Actually, no Europe is not. They are exporting their Co2 production to China and India where imports from them have increased over 10 fold and Europe is facing de-industrialization issues not only with those two countries but with former soviet countries who have no restrictions. The only thing Europe is showcasing is how to export Co2 production and tank their economies.

Comment: Re:Best of 2009? May be, but we live in 2014. Righ (Score 1) 132

by operagost (#48634101) Attached to: Review: The BlackBerry Classic Is One of the Best Phones of 2009

Not so great if you want it to actually ring when a call comes in. On the Bold, I found that I have to use the ringer that sounds like an office phone ringer. If I use any others, it plays the short sound once (and they are all only a second or two in length) and I tend to miss the call. Also, I want the Favorites group open every time. Isn't that reasonable? I mean, they're my favorites. But it always mysteriously moves to Frequent or All, so that I have to swipe to find what I want. Most of the tiny icons don't look like what they represent, or two or three look almost the same.

It's crap, and I can't wait until my company replaces it with an iPhone.

Comment: Re:Marijuana is still illegal everwhere in the US (Score 1) 480

by operagost (#48633909) Attached to: Colorado Sued By Neighboring States Over Legal Pot

What I'm really surprised about is that the price hasn't really gone down yet. The prices you see at those dispensaries are still higher than street prices in states where it's illegal, which is baffling.
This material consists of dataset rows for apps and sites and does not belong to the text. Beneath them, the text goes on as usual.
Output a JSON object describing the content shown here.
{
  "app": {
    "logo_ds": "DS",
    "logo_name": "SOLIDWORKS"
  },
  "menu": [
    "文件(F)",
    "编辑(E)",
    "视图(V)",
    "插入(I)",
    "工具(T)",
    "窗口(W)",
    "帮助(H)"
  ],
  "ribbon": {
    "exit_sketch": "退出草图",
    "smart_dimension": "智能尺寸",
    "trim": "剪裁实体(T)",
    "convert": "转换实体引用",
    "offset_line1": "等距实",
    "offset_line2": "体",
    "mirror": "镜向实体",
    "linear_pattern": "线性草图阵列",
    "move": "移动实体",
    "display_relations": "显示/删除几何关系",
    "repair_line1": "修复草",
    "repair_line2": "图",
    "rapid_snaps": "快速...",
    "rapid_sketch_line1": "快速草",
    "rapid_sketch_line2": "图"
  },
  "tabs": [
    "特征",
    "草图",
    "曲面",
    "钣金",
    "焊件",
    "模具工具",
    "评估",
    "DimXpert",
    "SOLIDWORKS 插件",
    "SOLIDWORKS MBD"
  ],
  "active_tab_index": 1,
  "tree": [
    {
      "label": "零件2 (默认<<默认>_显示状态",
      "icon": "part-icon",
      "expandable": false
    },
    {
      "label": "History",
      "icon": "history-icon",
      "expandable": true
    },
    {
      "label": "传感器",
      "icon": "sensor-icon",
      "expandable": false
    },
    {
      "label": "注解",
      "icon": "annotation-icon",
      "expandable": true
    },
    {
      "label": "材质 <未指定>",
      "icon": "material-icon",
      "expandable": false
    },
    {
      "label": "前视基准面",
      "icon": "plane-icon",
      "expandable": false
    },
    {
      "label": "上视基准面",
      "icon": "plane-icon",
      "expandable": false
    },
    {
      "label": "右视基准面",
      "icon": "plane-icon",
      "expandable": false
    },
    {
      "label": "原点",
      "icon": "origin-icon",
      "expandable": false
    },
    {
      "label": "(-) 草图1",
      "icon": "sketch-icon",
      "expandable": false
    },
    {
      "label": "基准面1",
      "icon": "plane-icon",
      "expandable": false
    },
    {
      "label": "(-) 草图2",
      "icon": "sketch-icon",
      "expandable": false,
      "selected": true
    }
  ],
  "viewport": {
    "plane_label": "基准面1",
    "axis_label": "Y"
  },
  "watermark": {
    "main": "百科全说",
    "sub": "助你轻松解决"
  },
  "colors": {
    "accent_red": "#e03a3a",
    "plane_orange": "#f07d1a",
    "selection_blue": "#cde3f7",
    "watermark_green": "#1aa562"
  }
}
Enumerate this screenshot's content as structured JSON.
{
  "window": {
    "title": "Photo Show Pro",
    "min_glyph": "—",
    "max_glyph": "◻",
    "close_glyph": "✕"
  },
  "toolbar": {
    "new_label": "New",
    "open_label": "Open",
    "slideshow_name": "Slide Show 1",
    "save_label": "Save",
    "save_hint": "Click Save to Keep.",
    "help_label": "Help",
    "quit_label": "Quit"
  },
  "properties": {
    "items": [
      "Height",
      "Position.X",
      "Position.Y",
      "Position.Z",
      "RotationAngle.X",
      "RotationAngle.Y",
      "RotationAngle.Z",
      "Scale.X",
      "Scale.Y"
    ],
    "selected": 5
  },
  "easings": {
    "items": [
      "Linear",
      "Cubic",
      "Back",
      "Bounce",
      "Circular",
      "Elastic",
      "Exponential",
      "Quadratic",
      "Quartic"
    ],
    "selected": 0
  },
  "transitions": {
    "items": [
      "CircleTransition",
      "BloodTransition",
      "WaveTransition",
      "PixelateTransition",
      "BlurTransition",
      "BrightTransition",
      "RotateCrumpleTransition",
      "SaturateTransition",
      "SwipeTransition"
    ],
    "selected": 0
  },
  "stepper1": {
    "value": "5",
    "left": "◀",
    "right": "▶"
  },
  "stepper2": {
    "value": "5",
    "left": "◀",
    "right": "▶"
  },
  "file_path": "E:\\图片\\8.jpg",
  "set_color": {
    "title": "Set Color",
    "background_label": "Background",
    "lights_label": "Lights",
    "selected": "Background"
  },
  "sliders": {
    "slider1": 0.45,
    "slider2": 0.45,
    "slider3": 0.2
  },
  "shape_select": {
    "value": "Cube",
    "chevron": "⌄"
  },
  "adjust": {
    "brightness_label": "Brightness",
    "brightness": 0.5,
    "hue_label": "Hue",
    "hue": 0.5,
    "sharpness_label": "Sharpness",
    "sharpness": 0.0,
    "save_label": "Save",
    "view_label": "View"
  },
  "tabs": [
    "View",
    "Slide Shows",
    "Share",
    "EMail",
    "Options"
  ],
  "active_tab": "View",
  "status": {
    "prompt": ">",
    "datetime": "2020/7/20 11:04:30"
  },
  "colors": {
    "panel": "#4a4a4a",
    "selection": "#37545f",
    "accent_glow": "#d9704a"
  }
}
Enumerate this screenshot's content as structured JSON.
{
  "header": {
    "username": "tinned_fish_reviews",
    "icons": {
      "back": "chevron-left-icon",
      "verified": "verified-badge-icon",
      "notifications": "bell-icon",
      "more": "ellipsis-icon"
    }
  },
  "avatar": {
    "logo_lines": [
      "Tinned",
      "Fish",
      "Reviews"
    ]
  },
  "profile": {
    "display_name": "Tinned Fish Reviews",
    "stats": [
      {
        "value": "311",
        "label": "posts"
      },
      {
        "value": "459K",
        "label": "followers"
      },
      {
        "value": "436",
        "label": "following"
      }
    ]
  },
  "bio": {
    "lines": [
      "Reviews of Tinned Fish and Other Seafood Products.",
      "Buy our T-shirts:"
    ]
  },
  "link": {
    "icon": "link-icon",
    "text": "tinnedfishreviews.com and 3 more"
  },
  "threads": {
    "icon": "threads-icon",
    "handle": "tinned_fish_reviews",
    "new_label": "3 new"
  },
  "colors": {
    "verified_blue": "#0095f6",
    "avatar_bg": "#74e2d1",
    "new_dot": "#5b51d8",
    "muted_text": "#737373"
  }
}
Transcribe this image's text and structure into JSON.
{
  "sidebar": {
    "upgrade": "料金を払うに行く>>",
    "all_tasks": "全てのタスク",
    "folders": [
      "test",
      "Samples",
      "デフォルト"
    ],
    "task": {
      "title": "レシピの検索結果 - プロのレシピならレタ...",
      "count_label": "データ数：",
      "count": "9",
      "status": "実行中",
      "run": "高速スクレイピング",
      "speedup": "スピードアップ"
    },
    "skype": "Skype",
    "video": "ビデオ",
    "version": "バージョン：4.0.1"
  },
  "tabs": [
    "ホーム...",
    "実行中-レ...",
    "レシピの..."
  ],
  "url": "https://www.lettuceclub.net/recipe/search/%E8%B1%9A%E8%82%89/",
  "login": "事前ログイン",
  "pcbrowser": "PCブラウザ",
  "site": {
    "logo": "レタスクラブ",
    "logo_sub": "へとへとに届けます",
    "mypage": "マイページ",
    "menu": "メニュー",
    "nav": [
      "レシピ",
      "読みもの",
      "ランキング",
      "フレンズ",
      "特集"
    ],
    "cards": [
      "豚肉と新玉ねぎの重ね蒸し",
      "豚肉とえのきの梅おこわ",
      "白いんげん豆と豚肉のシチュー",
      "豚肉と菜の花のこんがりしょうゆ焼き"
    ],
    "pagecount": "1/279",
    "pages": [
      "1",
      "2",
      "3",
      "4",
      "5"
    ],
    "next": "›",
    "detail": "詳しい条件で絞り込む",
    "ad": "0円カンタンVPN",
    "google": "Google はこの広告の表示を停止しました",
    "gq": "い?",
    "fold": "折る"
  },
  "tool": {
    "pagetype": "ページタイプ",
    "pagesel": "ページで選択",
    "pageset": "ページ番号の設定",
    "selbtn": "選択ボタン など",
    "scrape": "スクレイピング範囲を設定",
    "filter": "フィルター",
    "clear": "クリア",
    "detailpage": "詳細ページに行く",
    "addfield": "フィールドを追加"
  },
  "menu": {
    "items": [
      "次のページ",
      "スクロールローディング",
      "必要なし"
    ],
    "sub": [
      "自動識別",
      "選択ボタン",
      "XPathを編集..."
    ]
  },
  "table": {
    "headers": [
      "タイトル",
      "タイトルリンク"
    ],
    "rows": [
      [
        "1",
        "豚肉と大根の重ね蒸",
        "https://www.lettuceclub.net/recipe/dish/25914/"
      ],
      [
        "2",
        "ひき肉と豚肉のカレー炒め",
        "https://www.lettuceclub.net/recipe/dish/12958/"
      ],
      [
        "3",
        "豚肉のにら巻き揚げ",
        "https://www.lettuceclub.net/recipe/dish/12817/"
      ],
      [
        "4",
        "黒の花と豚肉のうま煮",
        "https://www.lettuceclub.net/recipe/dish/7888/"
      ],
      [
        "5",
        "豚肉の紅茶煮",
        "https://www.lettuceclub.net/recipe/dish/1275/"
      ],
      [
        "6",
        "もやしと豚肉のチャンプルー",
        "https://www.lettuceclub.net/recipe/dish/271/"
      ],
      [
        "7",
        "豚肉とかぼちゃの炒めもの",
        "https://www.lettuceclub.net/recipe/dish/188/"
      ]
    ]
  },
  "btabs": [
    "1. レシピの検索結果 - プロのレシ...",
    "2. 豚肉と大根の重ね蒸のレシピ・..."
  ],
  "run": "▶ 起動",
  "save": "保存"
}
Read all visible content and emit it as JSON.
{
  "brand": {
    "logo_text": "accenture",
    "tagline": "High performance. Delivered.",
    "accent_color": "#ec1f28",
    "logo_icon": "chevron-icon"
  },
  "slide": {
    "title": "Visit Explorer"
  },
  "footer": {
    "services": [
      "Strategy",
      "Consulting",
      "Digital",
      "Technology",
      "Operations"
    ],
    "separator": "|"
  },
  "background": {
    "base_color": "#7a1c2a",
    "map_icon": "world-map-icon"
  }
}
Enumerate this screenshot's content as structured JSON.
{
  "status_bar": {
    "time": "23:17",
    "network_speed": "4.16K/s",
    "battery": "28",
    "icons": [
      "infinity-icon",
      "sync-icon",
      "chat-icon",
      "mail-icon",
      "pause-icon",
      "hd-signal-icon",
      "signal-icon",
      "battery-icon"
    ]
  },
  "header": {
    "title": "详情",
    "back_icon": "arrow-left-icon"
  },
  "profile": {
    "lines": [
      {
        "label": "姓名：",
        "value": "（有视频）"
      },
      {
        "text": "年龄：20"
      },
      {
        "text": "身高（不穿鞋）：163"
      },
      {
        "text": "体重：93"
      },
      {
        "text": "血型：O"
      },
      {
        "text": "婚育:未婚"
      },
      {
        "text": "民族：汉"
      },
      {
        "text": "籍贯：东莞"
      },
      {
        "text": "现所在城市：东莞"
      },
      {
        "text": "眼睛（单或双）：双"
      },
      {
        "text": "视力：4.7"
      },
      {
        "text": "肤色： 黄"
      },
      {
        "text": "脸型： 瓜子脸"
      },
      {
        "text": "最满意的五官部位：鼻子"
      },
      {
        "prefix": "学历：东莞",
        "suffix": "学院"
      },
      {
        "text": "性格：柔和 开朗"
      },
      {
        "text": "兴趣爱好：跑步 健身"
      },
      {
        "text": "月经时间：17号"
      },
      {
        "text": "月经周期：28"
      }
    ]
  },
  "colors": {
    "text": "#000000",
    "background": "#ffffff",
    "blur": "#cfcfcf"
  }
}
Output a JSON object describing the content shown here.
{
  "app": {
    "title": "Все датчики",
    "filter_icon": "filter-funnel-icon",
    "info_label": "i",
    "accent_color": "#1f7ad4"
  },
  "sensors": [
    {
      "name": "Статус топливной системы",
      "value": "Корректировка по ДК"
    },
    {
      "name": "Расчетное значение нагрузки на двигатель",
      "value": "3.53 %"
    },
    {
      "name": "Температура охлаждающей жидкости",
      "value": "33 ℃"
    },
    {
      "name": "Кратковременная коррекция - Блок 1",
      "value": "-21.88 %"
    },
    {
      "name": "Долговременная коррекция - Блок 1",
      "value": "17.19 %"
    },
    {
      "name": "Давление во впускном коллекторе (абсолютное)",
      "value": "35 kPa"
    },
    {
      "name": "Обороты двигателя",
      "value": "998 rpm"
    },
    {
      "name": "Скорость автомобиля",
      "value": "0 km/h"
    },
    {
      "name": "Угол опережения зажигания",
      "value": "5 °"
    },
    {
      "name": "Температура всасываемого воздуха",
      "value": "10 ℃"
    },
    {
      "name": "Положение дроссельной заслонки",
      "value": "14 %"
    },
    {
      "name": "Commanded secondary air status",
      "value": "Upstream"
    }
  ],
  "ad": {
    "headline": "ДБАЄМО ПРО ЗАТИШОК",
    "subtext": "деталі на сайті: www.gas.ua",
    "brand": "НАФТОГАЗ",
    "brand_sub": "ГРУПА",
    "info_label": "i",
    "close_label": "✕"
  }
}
The statists would say this is because deregulation doesn't work, while I believe it's because banks and investors won't work with dispensaries for fear of being attacked by the federal government. Also, with the legal states being surrounded by the illegal states, you're limited to local sources. When the supply is limited, any demand tends to push prices up.

Comment: Re:Enforcing pot laws is big business (Score 3, Insightful) 480

by operagost (#48633783) Attached to: Colorado Sued By Neighboring States Over Legal Pot
Blaming dispensaries for robbery is like blaming a woman's attire for her being raped. From the same article you linked:

Because marijuana remains banned by Congress, banks and security firms deny services to most dispensaries. That leaves them cash-based and vulnerable, a magnet for criminals who like the idea of unguarded counting rooms and shelves lined with lucrative horticulture.

THIS is the problem. It needs to be made totally legal, so we can end this dangerous nonsense.

Comment: Re:Joe Biden for President? (Score 1) 433

by sumdumass (#48622337) Attached to: In Breakthrough, US and Cuba To Resume Diplomatic Relations

I doubt, Joe Biden will score even so much as a nomination â" despite his desires â" which will, of course, be even more embarrassing for the Democrats, than him losing the subsequent election.

This is likely the number one reason why no one has attempted to assassinate Obama. They know we would get Biden in his stead.

"No job too big; no fee too big!" -- Dr. Peter Venkman, "Ghost-busters"